Leonardo Boff was born in Brazil in 1938, received a doctorate from Munich in Germany in 1970, and for the following 20 years was Professor of Theology at the Jesuit Institute for Philosophy and Theology in Petropolis. Since 1993 he has been a Professor at the State University of Rio de Janeiro, where he is now Emeritus Professor of Ethics, Philosophy of Religion and Ecology. He is also member of the international initiative of the Earthcharter. Boff was one of the founders of liberation theology. He was silenced by the Vatican in 1985 because of criticism of the Catholic Church in his book The Church, Charisma and Power. In 1992, receiving a second silencing order, he left the Franciscan order of which he was a member stating that “the future of humanity and planet earth” are more important than the future of the institutionalised church. He is, however, still active as a lay priest in poor communities, who are now finding a vision of social justice and community in the “comunidades de base” or ‘Base Christian Communities’. There are more than 100.000 of these grassroots Christian groups in Brazil which attempt to fuse the teachings of Christ with a liberating social gospel. Boff believes these are the places where liberation theology is lived concretely, where the political dimensions of a liberating faith come into play, and where the poor can come to understand that poverty is not natural. The comunidades de base continue to spawn leaders who work on behalf of the poor – in trade unions, political parties and in community organisations. Boff has worked closely with the Brazilian Landless Movement (MST), a 1991 Right Livelihood Award Recipient.

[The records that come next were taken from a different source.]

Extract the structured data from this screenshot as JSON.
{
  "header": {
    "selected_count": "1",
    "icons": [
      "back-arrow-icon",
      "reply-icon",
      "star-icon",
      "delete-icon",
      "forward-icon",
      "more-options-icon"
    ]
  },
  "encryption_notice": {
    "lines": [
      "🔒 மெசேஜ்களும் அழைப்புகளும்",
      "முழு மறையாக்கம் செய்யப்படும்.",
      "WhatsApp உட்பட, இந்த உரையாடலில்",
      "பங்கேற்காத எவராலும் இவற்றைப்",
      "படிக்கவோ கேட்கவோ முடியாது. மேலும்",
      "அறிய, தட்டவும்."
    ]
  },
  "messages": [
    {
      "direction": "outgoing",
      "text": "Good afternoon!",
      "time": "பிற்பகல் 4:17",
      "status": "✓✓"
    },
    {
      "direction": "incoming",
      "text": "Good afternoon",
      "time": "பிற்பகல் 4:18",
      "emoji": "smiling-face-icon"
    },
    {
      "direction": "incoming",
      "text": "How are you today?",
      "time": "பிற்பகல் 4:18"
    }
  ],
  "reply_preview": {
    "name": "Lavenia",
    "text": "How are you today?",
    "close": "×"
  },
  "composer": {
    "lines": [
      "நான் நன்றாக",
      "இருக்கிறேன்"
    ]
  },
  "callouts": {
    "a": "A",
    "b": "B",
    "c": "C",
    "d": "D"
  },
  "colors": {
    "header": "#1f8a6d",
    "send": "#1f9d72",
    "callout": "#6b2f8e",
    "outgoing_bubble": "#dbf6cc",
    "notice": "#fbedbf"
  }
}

Rights of Nature Team

  • Natalia Greene, General Coordinator, Ecuador
  • Juan Esteban Suárez, Assistant Organizer, Ecuador
  • Josefina Mösle, Communications, Uruguay
  • Ashley Cline, Development Coordinator, USA
  • Galo Chiriboga, Graphic Designer, Ecuador

GARN currently has seven hubs: the Latin American Hub, the Youth Hub, the European Hub, the African Hub, the Indigenous Council, the Academic Hub, and the Legal Hub. For more info on these hubs and their facilitators, click here.

Founding Members

Latin America

North America





Expansion Members